- San Francisco’s new California Academy of Sciences (CAS) is a 410,000-square-foot structure that combines a state-of-the-art planetarium, an aquarium and a natural history museum all under one roof.
- A Platinum-LEED project, CAS features an Uponor radiant heating and cooling system to meet the Academy’s stated mission of inspiring visitors to conserve natural resources and help sustain the diversity of life on Earth.
- Engineered by Arup & Partners and installed by O’Brien Mechanical, the radiant system consists of 100,000 linear feet of Uponor hePEX™ plus tubing.
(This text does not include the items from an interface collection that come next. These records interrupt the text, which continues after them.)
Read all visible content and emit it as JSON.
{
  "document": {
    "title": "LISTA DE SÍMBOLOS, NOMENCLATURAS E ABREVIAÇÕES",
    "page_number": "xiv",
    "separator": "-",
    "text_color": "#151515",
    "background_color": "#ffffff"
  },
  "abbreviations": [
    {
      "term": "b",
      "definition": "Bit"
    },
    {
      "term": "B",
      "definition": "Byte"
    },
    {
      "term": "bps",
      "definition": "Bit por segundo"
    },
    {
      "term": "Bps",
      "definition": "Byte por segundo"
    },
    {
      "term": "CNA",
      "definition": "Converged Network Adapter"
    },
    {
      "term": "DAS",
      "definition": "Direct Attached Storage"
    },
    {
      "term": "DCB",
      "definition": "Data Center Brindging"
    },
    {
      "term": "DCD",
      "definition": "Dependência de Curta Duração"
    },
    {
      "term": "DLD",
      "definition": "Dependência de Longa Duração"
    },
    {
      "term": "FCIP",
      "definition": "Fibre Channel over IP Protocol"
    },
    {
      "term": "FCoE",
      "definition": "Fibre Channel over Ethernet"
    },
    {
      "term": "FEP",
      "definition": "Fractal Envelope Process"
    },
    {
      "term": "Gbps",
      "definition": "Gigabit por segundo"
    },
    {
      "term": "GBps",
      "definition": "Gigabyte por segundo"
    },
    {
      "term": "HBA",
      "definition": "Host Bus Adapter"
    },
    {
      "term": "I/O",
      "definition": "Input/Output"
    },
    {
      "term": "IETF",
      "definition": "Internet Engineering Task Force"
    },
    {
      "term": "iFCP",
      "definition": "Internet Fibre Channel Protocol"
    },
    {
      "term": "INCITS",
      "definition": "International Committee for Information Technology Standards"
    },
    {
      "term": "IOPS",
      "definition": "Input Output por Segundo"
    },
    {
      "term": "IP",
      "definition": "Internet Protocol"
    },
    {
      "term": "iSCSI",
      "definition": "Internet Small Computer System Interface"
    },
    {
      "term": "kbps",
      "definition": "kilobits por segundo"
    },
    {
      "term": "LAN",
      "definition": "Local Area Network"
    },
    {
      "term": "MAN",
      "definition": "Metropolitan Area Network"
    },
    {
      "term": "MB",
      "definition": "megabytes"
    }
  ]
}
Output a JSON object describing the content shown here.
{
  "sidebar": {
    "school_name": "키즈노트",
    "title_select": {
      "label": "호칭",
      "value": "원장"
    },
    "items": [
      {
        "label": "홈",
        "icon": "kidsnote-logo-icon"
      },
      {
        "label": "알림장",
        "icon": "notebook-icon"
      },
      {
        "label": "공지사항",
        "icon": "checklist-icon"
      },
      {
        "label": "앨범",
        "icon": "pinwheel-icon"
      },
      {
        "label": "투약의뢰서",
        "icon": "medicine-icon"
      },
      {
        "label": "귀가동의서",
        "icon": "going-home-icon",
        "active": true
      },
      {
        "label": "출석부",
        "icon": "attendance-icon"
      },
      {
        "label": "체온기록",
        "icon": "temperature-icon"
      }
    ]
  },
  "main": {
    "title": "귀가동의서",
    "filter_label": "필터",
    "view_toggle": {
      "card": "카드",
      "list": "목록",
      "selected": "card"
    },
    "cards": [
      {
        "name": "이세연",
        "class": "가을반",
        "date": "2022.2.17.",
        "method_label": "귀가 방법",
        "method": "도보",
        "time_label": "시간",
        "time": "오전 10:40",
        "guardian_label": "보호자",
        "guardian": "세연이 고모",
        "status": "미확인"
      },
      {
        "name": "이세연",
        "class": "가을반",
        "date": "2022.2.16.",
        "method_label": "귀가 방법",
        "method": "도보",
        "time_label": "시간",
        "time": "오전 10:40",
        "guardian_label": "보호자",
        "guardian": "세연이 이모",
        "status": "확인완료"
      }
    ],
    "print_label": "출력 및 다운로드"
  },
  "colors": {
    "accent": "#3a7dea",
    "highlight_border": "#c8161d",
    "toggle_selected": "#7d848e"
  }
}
Slated to open in October 2008, the California Academy of Sciences is already garnering awards for sustainable design, including the Environmental Protection Agency’s regional 2006 Environmental Award and the silver Holcim Award for Sustainable Construction.
A key aspect of the project’s commitment to sustainable values is the Uponor radiant floor heating and cooling system that provides energy-efficient comfort to 38,000 square feet of the main exhibition level.
Engineered by the San Francisco office of Arup and installed by O’Brien Mechanical, also of San Francisco, this radiant system is currently one of the largest in North America.
“What makes this building so special is its long life cycle — at least 50 years,” says Paul Switenki, project engineer, Arup. “Given that longevity, we were motivated to choose systems that will pay for themselves with energy savings over time. We know from experience at Arup that radiant is a very energy-efficient way of heating and cooling the space.”
The radiant system included of 100,000 linear feet of Uponor hePEX™ plus tubing.
Meeting the Academy’s Mission
The Academy’s main exhibit area is a “bare-box, high-ceiling space with well-shaded glass exterior walls,” says Switenki. That, along with San Francisco’s mild climate, makes it an ideal application for radiant, which keeps the heating (or cooling) near the floor — where museum visitors and personnel are situated — not blowing around near the ceiling, as with a conventional forced-air system.
Radiant offered another major advantage over forced-air: invisibility, says Switenki. “We had a mandate — no ductwork hanging from the ceilings. With all of the radiant tubing buried in the slab, no one ever sees it.”
Benefits to the California Academy of Sciences
Incorporating radiant floor heating and cooling into the structure helped the Academy garner awards for sustainable design.
||410,000 square feet |
||5/8" hePEX™ plus|
|Amount of Tubing
||100,000 linear feet|